Developers of a proposed RV park and cabin rental business sued the Town this week after they denied a Conditional Use Permit needed for the developer to operate.
The council voted 4-to-2 on Oct. 3rd to deny Theron Lee McLamb of Smithfield the necessary permit to operate the facility on 33 acres of land he owns on Venture Drive adjacent to the Pine Acres Subdivision and near the Outlet Center. McLamb’s attorney, Chip Hewett of Selma, filed the suit seeking to have a Superior Court Judge overturn the Town decision and approve the permit application. McLamb wants 148 RV spaces and 48 cabin rental units on the property.
Responding to lawsuit today (Wednesday), Smithfield Town Attorney Bob Spence said, “In lay terms, the Council felt the proposed use was too inconsistent with the adjacent use, namely this large RV Park should not be immediately adjacent to the residences in Pine Acres and their back yards. In short, the Council believed that having this RV Park with 196 campfires for outside entertainment for itinerant travelers on I-95 immediately next door to these residences was inappropriate and would adversely affect the existing use, namely these long established homes and their back yards.”
Spence said the town council was justified in the decision based on several factors. “The RV Park would remove the forest on the project land – clear cut it – place a 50 foot buffer with a six foot fence, some existing trees and some shrubs as a buffer between the long border between the park and the back yards of the subdivision lots facing north on Aspen Drive. The proposed buffer is substantially inadequate. The applicant offered no other mitigation of the impact of the project on the adjacent back yards.”
Spence, defending the council’s decision, said the proposed RV park would also be a compatibility issue with residents in the long-established Pine Acres Subdivision.
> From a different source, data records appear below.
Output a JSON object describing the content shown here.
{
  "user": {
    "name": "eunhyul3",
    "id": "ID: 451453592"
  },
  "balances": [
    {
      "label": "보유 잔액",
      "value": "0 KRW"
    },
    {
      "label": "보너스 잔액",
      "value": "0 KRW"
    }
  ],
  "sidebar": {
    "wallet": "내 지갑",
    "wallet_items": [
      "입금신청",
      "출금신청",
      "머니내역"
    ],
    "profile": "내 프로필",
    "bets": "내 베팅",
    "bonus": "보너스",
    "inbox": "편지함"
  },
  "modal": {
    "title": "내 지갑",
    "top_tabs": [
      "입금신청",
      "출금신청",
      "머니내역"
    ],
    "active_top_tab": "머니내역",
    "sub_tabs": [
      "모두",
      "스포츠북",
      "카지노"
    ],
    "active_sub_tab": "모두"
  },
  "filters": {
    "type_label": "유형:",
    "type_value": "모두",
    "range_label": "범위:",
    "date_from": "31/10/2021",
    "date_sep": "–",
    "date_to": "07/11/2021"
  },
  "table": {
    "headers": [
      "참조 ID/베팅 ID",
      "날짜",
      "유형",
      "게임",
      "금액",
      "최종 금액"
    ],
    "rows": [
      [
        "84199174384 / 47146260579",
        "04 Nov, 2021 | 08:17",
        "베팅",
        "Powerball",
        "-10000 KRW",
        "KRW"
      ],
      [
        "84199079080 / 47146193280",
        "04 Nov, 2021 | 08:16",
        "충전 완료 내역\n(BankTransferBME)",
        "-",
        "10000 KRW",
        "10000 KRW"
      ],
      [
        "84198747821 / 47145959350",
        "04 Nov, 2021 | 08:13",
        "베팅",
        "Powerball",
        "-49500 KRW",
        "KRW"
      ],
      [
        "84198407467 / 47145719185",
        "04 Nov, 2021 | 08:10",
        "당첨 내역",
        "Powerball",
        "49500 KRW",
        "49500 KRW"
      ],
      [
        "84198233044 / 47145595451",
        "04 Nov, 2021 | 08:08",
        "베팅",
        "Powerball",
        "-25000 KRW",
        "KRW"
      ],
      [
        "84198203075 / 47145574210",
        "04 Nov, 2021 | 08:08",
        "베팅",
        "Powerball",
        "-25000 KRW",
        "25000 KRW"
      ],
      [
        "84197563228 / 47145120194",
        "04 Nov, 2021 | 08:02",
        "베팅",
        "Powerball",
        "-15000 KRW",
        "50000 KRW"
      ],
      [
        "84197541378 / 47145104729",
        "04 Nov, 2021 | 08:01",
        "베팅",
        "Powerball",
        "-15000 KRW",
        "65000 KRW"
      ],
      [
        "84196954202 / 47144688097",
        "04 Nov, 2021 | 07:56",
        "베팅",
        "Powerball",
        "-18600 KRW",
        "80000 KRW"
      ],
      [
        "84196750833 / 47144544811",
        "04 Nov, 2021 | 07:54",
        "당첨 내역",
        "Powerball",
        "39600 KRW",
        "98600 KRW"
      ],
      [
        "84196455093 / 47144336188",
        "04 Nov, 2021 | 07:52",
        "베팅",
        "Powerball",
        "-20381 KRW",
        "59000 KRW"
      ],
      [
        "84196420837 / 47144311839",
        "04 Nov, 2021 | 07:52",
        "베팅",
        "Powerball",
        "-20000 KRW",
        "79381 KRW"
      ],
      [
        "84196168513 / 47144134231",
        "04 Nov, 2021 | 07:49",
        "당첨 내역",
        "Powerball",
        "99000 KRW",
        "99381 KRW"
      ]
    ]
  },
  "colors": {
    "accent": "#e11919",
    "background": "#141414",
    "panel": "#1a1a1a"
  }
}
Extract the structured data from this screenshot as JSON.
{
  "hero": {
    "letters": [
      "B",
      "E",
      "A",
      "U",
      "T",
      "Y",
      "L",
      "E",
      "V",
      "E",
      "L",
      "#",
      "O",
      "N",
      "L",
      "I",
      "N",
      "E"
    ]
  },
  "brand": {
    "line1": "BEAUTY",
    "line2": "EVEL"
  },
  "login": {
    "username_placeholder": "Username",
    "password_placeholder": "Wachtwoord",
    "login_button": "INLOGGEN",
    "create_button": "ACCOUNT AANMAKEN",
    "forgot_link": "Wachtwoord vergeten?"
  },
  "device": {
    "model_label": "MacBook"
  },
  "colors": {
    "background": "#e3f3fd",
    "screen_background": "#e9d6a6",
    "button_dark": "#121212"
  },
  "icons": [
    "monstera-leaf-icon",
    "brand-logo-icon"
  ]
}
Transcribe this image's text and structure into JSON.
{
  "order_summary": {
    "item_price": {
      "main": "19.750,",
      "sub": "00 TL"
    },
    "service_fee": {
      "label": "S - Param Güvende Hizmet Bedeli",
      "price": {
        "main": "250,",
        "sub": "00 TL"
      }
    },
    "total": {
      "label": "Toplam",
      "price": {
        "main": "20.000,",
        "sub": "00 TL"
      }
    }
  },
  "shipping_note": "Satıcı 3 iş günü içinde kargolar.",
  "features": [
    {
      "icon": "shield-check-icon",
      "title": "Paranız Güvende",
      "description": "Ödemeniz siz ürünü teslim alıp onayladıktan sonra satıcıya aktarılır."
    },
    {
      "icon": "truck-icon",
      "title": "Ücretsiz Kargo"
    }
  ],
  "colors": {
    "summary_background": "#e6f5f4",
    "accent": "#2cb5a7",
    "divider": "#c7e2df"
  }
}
“The application proposes a total of 48 cabin spaces and 148 RV spaces, expecting full occupancy. They propose 196 tightly packed spaces on 2500 to 2900 separate gross square feet of yard for each campsite, each with its own “fire pit” and “grill”. Thus, the subdivision would suddenly have 196 campfires outside of its back yard virtually every night with each site hosting a group of travelers enjoying camping out,” Attorney Spence said in an email. “The Council finds even if partially screened by a six foot fence and shrubs, that for the neighboring subdivision to be forced to listen to and look out of their back yards onto 196 campfires of itinerant groups traveling up and down I-95 would substantially and adversely affect the quiet enjoyment of the adjacent subdivision, the sense of privacy available in these long established homes, and the sense of vulnerability to neighboring itinerant revelers and campers.”
“The Council believes it made the correct decision that the residential use and the RV campers adjacent to the back yard of these residences are too inconsistent,” the Smithfield town attorney stated.
The last time a similar council decision was appealed was in 2014.
The developers lawsuit contends the Town erred by discussing the issue in an August 1st closed session which was in violation of the NC Open Meeting Laws, the town manager at his own discretion removed the permit from consideration before the July planning board without having the authority to do so, and the council allowed inadmissible and prejudicial testimony to be presented during the October public hearing by residents who were opposed to the RV park.
A court date to hear the civil complaint has not been set.